You may have heard that the Bundesbank is planning to repatriate its gold from the New York Federal Reserve to its own coffers in Germany.
The Bundesbank plans to bring back to Germany some of its 1,500 tonnes of gold stored in the vaults of the Federal Reserve in New York, and the 450 tonnes stashed with the Bank of France in Paris, reported the German newspaper Handelsblatt.
The central bank declined to comment on the report but will on Wednesday outline a plan to manage the reserves, which total about 3,400 tonnes, or 270,000 gold bars.Most of Germany’s massive reserves have been stored abroad since the cold war amid fears of a Soviet invasion.
It’s a similar story to one from 2011, when Venezuela announced it would be repatriating up to 211 tonnes of its gold from various vaults around the world. Here’s how the FT reported it at the time:

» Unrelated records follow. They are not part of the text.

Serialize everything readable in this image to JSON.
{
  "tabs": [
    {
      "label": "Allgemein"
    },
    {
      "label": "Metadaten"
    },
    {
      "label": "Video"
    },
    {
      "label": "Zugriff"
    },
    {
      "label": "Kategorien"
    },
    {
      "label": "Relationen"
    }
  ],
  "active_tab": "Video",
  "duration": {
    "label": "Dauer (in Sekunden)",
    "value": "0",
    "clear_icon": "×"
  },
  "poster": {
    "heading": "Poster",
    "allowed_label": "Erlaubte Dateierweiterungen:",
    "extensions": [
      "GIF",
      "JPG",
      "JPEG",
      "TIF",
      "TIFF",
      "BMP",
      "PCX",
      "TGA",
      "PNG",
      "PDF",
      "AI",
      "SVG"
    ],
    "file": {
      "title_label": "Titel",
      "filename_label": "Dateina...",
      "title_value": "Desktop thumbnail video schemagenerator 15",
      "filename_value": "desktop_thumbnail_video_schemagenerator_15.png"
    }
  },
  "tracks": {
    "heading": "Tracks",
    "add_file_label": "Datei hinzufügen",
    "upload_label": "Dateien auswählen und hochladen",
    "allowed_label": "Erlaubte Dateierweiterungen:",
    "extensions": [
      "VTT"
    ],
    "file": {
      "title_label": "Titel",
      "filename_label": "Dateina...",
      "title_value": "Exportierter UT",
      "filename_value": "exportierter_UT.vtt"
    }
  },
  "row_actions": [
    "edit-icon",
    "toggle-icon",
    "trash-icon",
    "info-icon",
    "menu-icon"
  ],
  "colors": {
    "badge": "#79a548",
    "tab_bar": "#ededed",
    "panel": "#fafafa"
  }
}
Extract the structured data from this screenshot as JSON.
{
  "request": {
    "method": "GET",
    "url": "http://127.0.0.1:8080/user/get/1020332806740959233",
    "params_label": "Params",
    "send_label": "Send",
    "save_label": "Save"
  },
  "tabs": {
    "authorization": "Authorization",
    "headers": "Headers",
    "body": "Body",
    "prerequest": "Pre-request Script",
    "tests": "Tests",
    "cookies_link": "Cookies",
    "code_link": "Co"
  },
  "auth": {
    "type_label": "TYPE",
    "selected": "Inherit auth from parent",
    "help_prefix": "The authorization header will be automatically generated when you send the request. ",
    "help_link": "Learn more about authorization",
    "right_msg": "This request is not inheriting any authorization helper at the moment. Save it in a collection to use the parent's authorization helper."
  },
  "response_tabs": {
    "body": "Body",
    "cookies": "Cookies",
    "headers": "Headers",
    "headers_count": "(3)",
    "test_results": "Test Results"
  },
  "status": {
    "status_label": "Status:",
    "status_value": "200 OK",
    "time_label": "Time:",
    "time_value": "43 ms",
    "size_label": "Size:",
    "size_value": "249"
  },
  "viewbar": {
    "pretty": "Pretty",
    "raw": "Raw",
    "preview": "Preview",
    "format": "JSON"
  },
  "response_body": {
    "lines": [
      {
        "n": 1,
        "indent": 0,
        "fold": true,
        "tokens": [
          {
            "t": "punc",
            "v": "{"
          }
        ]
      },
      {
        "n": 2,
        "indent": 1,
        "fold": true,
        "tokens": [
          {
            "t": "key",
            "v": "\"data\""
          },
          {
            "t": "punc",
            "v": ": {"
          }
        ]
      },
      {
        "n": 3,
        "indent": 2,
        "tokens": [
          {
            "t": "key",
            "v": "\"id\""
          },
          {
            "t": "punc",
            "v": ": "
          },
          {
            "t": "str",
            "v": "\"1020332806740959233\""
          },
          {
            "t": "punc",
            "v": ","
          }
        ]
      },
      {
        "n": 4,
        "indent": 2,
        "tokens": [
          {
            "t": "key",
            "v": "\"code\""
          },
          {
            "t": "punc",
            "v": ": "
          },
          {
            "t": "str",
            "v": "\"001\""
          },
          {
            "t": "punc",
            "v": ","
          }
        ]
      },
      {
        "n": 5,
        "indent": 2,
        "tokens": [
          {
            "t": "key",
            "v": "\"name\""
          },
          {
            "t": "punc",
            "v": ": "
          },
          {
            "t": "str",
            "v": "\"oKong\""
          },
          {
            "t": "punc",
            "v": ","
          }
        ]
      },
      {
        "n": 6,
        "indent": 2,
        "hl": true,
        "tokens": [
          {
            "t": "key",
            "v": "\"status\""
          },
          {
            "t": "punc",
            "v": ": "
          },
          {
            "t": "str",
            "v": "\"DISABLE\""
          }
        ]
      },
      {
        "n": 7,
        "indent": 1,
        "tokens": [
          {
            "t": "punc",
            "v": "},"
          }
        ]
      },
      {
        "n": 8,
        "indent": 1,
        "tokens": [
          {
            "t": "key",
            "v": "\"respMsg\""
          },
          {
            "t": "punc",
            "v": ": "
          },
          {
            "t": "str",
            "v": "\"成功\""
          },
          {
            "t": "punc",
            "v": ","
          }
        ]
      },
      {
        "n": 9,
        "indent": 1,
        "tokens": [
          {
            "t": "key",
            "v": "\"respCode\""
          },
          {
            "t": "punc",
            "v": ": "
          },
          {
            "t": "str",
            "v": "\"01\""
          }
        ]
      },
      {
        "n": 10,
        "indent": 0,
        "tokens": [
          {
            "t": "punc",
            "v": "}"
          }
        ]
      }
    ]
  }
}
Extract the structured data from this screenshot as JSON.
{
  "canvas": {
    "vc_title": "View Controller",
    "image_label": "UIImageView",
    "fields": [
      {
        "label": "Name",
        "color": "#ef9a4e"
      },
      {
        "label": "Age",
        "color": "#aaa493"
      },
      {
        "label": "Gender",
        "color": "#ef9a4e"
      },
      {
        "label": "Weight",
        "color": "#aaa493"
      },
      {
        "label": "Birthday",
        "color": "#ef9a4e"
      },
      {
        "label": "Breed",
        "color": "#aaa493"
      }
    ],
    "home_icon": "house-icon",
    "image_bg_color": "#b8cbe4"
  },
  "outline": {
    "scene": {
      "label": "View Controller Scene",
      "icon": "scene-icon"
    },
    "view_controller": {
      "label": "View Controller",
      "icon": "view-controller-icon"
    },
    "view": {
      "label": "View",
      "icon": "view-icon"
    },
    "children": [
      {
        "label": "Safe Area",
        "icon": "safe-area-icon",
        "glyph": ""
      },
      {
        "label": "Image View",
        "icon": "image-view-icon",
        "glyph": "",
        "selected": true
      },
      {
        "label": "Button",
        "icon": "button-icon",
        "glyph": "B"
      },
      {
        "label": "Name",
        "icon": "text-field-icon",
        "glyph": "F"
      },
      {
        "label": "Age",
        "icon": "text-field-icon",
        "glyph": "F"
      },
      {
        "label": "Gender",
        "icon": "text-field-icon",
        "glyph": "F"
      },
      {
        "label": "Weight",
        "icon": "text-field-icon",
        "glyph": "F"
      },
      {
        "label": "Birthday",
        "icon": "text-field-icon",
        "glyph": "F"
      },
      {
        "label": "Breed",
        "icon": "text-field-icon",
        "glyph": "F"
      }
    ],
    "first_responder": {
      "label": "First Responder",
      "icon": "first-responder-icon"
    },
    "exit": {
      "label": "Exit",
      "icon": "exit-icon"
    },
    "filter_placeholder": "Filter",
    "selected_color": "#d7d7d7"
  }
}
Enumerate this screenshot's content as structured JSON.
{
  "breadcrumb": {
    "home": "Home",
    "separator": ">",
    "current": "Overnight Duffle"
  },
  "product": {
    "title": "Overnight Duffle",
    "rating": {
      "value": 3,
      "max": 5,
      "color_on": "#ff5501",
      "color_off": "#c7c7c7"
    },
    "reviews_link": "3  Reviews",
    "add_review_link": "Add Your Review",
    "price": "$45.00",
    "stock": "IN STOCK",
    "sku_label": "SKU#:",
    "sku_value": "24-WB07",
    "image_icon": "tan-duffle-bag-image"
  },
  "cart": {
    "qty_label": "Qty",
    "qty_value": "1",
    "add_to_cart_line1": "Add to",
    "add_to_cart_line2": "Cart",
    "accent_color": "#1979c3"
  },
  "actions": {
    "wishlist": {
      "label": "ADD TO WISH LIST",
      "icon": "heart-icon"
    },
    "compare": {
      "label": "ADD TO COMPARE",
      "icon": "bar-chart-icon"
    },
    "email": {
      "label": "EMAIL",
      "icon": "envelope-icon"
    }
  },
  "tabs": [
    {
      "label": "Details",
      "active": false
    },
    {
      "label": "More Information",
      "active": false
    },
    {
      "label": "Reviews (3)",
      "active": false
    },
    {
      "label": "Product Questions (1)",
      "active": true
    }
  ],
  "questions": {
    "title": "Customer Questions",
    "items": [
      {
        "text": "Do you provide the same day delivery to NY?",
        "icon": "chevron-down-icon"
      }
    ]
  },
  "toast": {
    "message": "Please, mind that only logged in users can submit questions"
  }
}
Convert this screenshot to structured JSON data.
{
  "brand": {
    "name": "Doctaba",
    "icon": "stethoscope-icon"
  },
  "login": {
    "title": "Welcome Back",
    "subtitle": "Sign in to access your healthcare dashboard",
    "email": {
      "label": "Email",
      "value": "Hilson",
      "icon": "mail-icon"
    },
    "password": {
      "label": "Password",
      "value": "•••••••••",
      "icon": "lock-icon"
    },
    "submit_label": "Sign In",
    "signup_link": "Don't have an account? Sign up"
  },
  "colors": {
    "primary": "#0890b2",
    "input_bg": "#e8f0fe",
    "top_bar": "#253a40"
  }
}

Venezuela would need to transport the gold in several trips, traders said, since the high value of gold means it would be impossible to insure a single aircraft carrying 211 tonnes. It could take about 40 shipments to move the gold back to Caracas, traders estimated.
“It’s going to be quite a task. Logistically, I’m not sure if the central bank realises the magnitude of the task ahead of them,” said one senior gold banker.
It feels — although I can’t put my finger on why (no snark intended, for once) — that the tone of the reporting around the Bundesbank’s decision has been far more respectful than it was eighteen months ago. Then, it seems to have been taken as a given that the move was a mad power grab on Chavez’s part, and all the economics blogs focused on the difficulty of actually carrying out the pledge.
It seems to me that Chávez has four main choices here. He can go the FT’s route, and just fly the gold to Caracas while insuring each shipment for its market value. He can go the Spanish route, and try to transport the gold himself, perhaps making use of the Venezuelan navy. He could attempt the mother of all repo transactions. Or he could get clever.
This time, however, the analysis is focusing less on how the transportation will work, and more on patiently analysing the Bundesbank’s decisions. Ezra Klein, for instance, writes:
So what the heck is Germany doing? It is a nation with a deep-seated fears about the stability of its currency, no doubt in part the legacy of the Weimar hyperinflation of the early 1920s. The fixation on its gold comes at a time when the world of finance seems in chaos. Germans are being asked to help rescue Greece and other European nations with troubled finances. The European Central Bank has bought bonds from some of those nations, which Germans widely view as tempting enormous inflation. Against that backdrop, it is perhaps not shocking that there is political resonance to the theory that the New York Fed and Banque de France may be putting one over on the Bundesbank and that some of Germany’s gold might actually be missing.
This is doubtless partly because transporting up to 1,500 tonnes of gold between New York and Berlin is — probably rightly — seen as less risky than transporting 211 tonnes of gold from London to Venezuela. But it’s also because Germany is a Very Serious Country full of Very Serious People and Venezuela is the home of Wacky Hugo.
Germany is repatriating hundreds of tonnes of gold because economic conspiracy theorists have gained a relatively substantial amount of political capital in the country. Venezuela did the same thing in 2011. They are both very silly places.